▶ **Material to process**
.....
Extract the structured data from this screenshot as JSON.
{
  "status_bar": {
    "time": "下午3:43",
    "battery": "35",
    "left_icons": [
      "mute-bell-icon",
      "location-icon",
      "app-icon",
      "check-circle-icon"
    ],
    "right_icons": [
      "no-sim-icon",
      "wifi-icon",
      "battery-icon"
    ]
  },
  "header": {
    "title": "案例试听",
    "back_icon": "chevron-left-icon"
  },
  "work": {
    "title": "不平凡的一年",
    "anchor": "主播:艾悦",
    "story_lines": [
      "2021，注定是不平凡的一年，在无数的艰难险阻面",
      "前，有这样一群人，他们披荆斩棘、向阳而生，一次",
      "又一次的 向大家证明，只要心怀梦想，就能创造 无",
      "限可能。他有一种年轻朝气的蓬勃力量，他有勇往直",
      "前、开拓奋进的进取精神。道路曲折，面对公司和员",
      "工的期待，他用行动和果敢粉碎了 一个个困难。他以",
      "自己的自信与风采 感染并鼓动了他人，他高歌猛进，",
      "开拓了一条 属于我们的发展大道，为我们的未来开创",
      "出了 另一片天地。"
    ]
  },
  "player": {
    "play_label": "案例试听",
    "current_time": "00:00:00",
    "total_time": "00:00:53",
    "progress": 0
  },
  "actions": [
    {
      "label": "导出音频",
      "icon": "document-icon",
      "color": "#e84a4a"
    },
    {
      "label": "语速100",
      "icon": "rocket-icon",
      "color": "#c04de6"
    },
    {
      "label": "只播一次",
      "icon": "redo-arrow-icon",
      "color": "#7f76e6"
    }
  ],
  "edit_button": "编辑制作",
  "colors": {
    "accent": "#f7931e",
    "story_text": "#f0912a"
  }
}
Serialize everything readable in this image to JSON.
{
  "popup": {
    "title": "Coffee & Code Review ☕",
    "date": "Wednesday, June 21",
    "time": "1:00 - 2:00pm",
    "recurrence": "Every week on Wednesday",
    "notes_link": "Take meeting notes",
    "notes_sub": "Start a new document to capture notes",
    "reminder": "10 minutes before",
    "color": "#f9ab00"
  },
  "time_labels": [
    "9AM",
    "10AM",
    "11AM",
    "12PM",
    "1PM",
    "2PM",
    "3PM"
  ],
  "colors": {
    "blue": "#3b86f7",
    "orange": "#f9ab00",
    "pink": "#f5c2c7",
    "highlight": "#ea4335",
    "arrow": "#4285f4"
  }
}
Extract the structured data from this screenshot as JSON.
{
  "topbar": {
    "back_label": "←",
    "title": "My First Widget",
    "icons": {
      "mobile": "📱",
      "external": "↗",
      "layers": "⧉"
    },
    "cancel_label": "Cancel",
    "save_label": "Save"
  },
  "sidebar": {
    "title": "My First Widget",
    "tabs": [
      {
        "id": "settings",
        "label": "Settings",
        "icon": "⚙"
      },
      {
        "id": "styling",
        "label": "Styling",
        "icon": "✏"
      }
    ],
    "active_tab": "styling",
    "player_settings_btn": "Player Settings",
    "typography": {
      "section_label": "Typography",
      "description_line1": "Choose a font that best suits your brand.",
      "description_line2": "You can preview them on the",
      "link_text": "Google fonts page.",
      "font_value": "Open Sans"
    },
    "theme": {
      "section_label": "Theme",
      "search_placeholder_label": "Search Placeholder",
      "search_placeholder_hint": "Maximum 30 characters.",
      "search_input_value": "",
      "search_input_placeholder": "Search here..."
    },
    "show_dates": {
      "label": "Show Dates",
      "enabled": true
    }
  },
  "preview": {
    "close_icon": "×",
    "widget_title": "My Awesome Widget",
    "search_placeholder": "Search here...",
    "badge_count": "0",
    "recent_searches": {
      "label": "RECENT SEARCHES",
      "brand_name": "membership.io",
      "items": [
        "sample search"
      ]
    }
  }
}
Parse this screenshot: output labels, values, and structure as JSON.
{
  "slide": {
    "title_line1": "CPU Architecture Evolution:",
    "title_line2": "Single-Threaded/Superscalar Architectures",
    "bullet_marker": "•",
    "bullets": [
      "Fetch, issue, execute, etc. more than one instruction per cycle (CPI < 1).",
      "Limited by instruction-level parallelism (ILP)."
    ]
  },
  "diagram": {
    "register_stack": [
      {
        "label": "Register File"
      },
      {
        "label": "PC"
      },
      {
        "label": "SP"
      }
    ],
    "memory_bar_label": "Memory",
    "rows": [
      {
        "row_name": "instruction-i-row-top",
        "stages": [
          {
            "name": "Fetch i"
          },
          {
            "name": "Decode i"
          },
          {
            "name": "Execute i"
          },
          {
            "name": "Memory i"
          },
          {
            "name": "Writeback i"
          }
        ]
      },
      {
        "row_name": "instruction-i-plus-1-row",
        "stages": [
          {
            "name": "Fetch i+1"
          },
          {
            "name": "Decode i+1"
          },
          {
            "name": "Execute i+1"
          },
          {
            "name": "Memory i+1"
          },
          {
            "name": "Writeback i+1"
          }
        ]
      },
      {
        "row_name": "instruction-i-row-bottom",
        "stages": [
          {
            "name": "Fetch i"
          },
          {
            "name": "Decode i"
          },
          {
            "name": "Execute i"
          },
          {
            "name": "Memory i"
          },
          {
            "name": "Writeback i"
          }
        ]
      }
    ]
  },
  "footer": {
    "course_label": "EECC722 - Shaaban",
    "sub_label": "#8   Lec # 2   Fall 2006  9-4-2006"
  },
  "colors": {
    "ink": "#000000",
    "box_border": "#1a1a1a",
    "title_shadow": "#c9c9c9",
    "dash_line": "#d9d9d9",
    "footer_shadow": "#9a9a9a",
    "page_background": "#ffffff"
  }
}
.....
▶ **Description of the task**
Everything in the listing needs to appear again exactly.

▶ **Response**
Extract the structured data from this screenshot as JSON.
{
  "status_bar": {
    "time": "下午3:43",
    "battery": "35",
    "left_icons": [
      "mute-bell-icon",
      "location-icon",
      "app-icon",
      "check-circle-icon"
    ],
    "right_icons": [
      "no-sim-icon",
      "wifi-icon",
      "battery-icon"
    ]
  },
  "header": {
    "title": "案例试听",
    "back_icon": "chevron-left-icon"
  },
  "work": {
    "title": "不平凡的一年",
    "anchor": "主播:艾悦",
    "story_lines": [
      "2021，注定是不平凡的一年，在无数的艰难险阻面",
      "前，有这样一群人，他们披荆斩棘、向阳而生，一次",
      "又一次的 向大家证明，只要心怀梦想，就能创造 无",
      "限可能。他有一种年轻朝气的蓬勃力量，他有勇往直",
      "前、开拓奋进的进取精神。道路曲折，面对公司和员",
      "工的期待，他用行动和果敢粉碎了 一个个困难。他以",
      "自己的自信与风采 感染并鼓动了他人，他高歌猛进，",
      "开拓了一条 属于我们的发展大道，为我们的未来开创",
      "出了 另一片天地。"
    ]
  },
  "player": {
    "play_label": "案例试听",
    "current_time": "00:00:00",
    "total_time": "00:00:53",
    "progress": 0
  },
  "actions": [
    {
      "label": "导出音频",
      "icon": "document-icon",
      "color": "#e84a4a"
    },
    {
      "label": "语速100",
      "icon": "rocket-icon",
      "color": "#c04de6"
    },
    {
      "label": "只播一次",
      "icon": "redo-arrow-icon",
      "color": "#7f76e6"
    }
  ],
  "edit_button": "编辑制作",
  "colors": {
    "accent": "#f7931e",
    "story_text": "#f0912a"
  }
}
Serialize everything readable in this image to JSON.
{
  "popup": {
    "title": "Coffee & Code Review ☕",
    "date": "Wednesday, June 21",
    "time": "1:00 - 2:00pm",
    "recurrence": "Every week on Wednesday",
    "notes_link": "Take meeting notes",
    "notes_sub": "Start a new document to capture notes",
    "reminder": "10 minutes before",
    "color": "#f9ab00"
  },
  "time_labels": [
    "9AM",
    "10AM",
    "11AM",
    "12PM",
    "1PM",
    "2PM",
    "3PM"
  ],
  "colors": {
    "blue": "#3b86f7",
    "orange": "#f9ab00",
    "pink": "#f5c2c7",
    "highlight": "#ea4335",
    "arrow": "#4285f4"
  }
}
Extract the structured data from this screenshot as JSON.
{
  "topbar": {
    "back_label": "←",
    "title": "My First Widget",
    "icons": {
      "mobile": "📱",
      "external": "↗",
      "layers": "⧉"
    },
    "cancel_label": "Cancel",
    "save_label": "Save"
  },
  "sidebar": {
    "title": "My First Widget",
    "tabs": [
      {
        "id": "settings",
        "label": "Settings",
        "icon": "⚙"
      },
      {
        "id": "styling",
        "label": "Styling",
        "icon": "✏"
      }
    ],
    "active_tab": "styling",
    "player_settings_btn": "Player Settings",
    "typography": {
      "section_label": "Typography",
      "description_line1": "Choose a font that best suits your brand.",
      "description_line2": "You can preview them on the",
      "link_text": "Google fonts page.",
      "font_value": "Open Sans"
    },
    "theme": {
      "section_label": "Theme",
      "search_placeholder_label": "Search Placeholder",
      "search_placeholder_hint": "Maximum 30 characters.",
      "search_input_value": "",
      "search_input_placeholder": "Search here..."
    },
    "show_dates": {
      "label": "Show Dates",
      "enabled": true
    }
  },
  "preview": {
    "close_icon": "×",
    "widget_title": "My Awesome Widget",
    "search_placeholder": "Search here...",
    "badge_count": "0",
    "recent_searches": {
      "label": "RECENT SEARCHES",
      "brand_name": "membership.io",
      "items": [
        "sample search"
      ]
    }
  }
}
Parse this screenshot: output labels, values, and structure as JSON.
{
  "slide": {
    "title_line1": "CPU Architecture Evolution:",
    "title_line2": "Single-Threaded/Superscalar Architectures",
    "bullet_marker": "•",
    "bullets": [
      "Fetch, issue, execute, etc. more than one instruction per cycle (CPI < 1).",
      "Limited by instruction-level parallelism (ILP)."
    ]
  },
  "diagram": {
    "register_stack": [
      {
        "label": "Register File"
      },
      {
        "label": "PC"
      },
      {
        "label": "SP"
      }
    ],
    "memory_bar_label": "Memory",
    "rows": [
      {
        "row_name": "instruction-i-row-top",
        "stages": [
          {
            "name": "Fetch i"
          },
          {
            "name": "Decode i"
          },
          {
            "name": "Execute i"
          },
          {
            "name": "Memory i"
          },
          {
            "name": "Writeback i"
          }
        ]
      },
      {
        "row_name": "instruction-i-plus-1-row",
        "stages": [
          {
            "name": "Fetch i+1"
          },
          {
            "name": "Decode i+1"
          },
          {
            "name": "Execute i+1"
          },
          {
            "name": "Memory i+1"
          },
          {
            "name": "Writeback i+1"
          }
        ]
      },
      {
        "row_name": "instruction-i-row-bottom",
        "stages": [
          {
            "name": "Fetch i"
          },
          {
            "name": "Decode i"
          },
          {
            "name": "Execute i"
          },
          {
            "name": "Memory i"
          },
          {
            "name": "Writeback i"
          }
        ]
      }
    ]
  },
  "footer": {
    "course_label": "EECC722 - Shaaban",
    "sub_label": "#8   Lec # 2   Fall 2006  9-4-2006"
  },
  "colors": {
    "ink": "#000000",
    "box_border": "#1a1a1a",
    "title_shadow": "#c9c9c9",
    "dash_line": "#d9d9d9",
    "footer_shadow": "#9a9a9a",
    "page_background": "#ffffff"
  }
}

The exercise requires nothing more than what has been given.